Wednesday, June 08, 2005

Spear Grass

Last week one of my clients sent her boyfriend in with her dog. She was peeing blood, and by the way, she also had these grass things in her skin. The urinary tract infection was easy enough to diagnose and treat, but the grass awns in her fur were another story. This dog was a samoyed (a fur producing machine) and all in her underbelly were little spear grass awns. You may have played with these things as a kid, throwing them at your friends. They have a barb at the end, sharper and harder to pull out than a fish hook, and then a twisted stalk, so they really screw into the skin. I plucked several from her side that where already imbedded in little pustules. I could also feel several swollen tracts along her belly.

These things are really evil. When I was at school, we treated a labrador field trial champion that had developed a serious pyothorax (infection in the chest) from one of these buggers migrating all the way through her chest wall. She was in the ICU for weeks with chest tubes. There are also reports of them migrating into the spinal cord. Even if they just migrate into the skin, they can cause chronic abcesses.

This Samoyed also was "hind-end sensitive," meaning she would bite you if you touched her back there. I recommended this dog be shaved to remove any visible awns, and that was going to mean sedation. I gave the boyfriend the estimate, and suggested maybe they start the shaving at home and let me finish the job.

My client came back with a half shaved dog. She said she removed tons of awns but knew there were more. The dog would just not let them complete the job. I administered a sedative IV and she sunk to the floor. My technician and I both got a pair of clippers and started shaving. Too bad I'd decided to wear black slacks that day! We removed many more spear grass awns, and I was able to "express" some out of pustules I found. But, there were 4 long skinny cylindrical tracts under the skin that I highly suspected more awns were tunneling through. I recommended to the client that I try to get them out with a local, and she agreed. I told her if she didn't feel comfortable, I could take the dog to the back to work on it, but she preferred to stay with her dog. It worked really well; I made a few stab incisions, and with some digging around, was able to remove the awns.
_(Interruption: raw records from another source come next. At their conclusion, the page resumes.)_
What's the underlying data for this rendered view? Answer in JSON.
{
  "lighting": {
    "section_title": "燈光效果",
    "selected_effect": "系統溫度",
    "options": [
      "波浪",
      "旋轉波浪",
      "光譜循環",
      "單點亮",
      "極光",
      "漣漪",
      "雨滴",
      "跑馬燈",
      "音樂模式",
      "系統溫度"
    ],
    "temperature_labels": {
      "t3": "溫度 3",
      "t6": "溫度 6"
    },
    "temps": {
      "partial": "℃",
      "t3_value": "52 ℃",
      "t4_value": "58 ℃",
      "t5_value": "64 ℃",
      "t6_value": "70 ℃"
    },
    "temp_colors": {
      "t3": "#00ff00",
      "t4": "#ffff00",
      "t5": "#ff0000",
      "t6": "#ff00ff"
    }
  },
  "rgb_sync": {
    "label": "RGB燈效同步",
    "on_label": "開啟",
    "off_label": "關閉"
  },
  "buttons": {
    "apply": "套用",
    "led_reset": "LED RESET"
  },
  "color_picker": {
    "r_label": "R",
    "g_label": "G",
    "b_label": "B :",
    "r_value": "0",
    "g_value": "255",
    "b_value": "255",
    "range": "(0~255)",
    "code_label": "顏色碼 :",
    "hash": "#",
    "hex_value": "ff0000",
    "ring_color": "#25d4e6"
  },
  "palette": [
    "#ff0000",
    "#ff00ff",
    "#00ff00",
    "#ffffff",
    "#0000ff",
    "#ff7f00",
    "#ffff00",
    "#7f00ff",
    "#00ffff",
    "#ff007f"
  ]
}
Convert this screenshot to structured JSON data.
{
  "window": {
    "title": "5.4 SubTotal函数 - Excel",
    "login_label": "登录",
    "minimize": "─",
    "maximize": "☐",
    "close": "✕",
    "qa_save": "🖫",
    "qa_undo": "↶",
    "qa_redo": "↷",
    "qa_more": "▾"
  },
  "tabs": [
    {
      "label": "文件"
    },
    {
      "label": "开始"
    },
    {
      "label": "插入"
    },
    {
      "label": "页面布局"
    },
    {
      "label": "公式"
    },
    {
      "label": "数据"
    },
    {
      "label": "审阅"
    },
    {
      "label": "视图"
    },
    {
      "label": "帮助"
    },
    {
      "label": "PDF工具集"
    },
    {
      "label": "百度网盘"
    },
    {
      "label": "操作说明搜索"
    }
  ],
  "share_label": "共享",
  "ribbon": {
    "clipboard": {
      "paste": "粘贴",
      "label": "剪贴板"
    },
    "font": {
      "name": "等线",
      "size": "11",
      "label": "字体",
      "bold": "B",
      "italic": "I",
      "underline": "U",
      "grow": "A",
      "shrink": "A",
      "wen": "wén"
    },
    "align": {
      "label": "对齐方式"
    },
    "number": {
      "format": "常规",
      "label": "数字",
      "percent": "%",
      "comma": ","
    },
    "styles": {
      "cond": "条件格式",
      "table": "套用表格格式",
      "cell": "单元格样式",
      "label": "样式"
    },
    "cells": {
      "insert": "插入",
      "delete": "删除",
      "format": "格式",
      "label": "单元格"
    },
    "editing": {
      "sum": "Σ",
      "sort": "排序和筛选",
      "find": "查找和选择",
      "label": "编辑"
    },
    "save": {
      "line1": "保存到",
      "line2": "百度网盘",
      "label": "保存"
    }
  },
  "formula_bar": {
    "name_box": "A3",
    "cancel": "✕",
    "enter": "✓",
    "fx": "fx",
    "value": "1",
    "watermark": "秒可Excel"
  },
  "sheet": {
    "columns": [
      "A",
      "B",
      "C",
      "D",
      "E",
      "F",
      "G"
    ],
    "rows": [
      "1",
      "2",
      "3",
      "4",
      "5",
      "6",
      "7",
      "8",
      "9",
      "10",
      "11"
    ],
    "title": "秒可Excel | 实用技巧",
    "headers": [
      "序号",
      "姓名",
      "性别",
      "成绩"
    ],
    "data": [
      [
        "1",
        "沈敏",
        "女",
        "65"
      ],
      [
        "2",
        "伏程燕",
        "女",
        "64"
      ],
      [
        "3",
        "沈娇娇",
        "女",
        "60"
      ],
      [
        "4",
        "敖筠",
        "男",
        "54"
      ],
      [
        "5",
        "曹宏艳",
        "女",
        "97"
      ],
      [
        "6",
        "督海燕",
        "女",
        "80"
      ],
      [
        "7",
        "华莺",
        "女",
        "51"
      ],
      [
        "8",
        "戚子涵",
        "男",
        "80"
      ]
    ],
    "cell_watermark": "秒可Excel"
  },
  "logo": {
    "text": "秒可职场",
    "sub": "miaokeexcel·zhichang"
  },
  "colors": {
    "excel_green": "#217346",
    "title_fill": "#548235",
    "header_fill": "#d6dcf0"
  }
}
The fact that I was doing minor surgery in the exam room with the owner present really freaked the staff out. Fortunately, the tech helping me was great, and the nurse supervisor knew I knew what I was doing. We joked about doing "drive thru surgery" but really it wasn't any worse than your dermatologist taking off a mole.

We reversed the sedation and the patient walked out of the exam room. I warned the owner that there may still be more to come, but at least we removed a whole lot of potential problems.

If you see spear grass on your dog, take them off immediately, even if it means losing that beautiful fur! And avoid those fields in the future!


Dad said...

That dog was lucky to find a vet like you .....What about the peeing blood?

Emily said...

Cool case story! I had no idea those grass barbs could cause so much trouble.

Anonymous said...

Are those Spear Grass what we called back in the 50's Indian Grass?? My best friend's brother was a very cruel "person" and once tied myself and my friend Anne up to a pole, we were wearing "mid-rif" tops, what today are referred to as halter-tops, and he and his friend shot these needle-point barbs into our bellies and they hurt like HELL! Fortunately her Mother found us and freed us of this assault but to this day, I remember the pain (both when they entered and when they were removed) and humiliation of this. I think these were not as bad as what your patient experienced but OOH, the things we suffer in life - both human and dog! M

EdamameMommy said...

Hey, yeah, I agree with daddy -- you need to do a part #2 to this story and tell us about the peeing blood part. Did he ingest some and they are tearing up his colon???

Jennifer said...

Hi guys, sorry for the confusion...the peeing blood was the easily diagnosed urinary tract infection (UTI). Actually, it was pretty cool - you could see actual bacteria on the microscope slide. I chose an antibiotic with good distribution to the bladder and skin. By the time she came back for the grooming, the blood was all cleared up.